▶ **ACTION ITEM**: The answer should be an exact copy of the data.

(Page and application data records)
###
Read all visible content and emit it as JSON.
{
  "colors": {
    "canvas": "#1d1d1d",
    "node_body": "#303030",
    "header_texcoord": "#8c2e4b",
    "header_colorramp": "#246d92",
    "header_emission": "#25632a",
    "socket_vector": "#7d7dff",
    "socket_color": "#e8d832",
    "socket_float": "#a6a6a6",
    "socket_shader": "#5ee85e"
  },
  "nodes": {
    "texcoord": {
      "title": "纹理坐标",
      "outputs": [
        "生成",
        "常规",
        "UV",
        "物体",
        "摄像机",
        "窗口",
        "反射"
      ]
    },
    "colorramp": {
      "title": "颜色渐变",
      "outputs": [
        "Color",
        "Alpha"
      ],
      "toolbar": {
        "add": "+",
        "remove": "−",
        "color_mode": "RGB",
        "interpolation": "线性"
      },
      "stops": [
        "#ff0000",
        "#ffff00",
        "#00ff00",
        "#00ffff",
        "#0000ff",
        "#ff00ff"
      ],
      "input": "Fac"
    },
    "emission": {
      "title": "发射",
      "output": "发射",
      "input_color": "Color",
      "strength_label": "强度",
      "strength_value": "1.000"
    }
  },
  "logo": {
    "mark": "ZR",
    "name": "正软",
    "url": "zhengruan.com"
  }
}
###
▶ **SOLUTION TO THIS TASK**:
Read all visible content and emit it as JSON.
{
  "colors": {
    "canvas": "#1d1d1d",
    "node_body": "#303030",
    "header_texcoord": "#8c2e4b",
    "header_colorramp": "#246d92",
    "header_emission": "#25632a",
    "socket_vector": "#7d7dff",
    "socket_color": "#e8d832",
    "socket_float": "#a6a6a6",
    "socket_shader": "#5ee85e"
  },
  "nodes": {
    "texcoord": {
      "title": "纹理坐标",
      "outputs": [
        "生成",
        "常规",
        "UV",
        "物体",
        "摄像机",
        "窗口",
        "反射"
      ]
    },
    "colorramp": {
      "title": "颜色渐变",
      "outputs": [
        "Color",
        "Alpha"
      ],
      "toolbar": {
        "add": "+",
        "remove": "−",
        "color_mode": "RGB",
        "interpolation": "线性"
      },
      "stops": [
        "#ff0000",
        "#ffff00",
        "#00ff00",
        "#00ffff",
        "#0000ff",
        "#ff00ff"
      ],
      "input": "Fac"
    },
    "emission": {
      "title": "发射",
      "output": "发射",
      "input_color": "Color",
      "strength_label": "强度",
      "strength_value": "1.000"
    }
  },
  "logo": {
    "mark": "ZR",
    "name": "正软",
    "url": "zhengruan.com"
  }
}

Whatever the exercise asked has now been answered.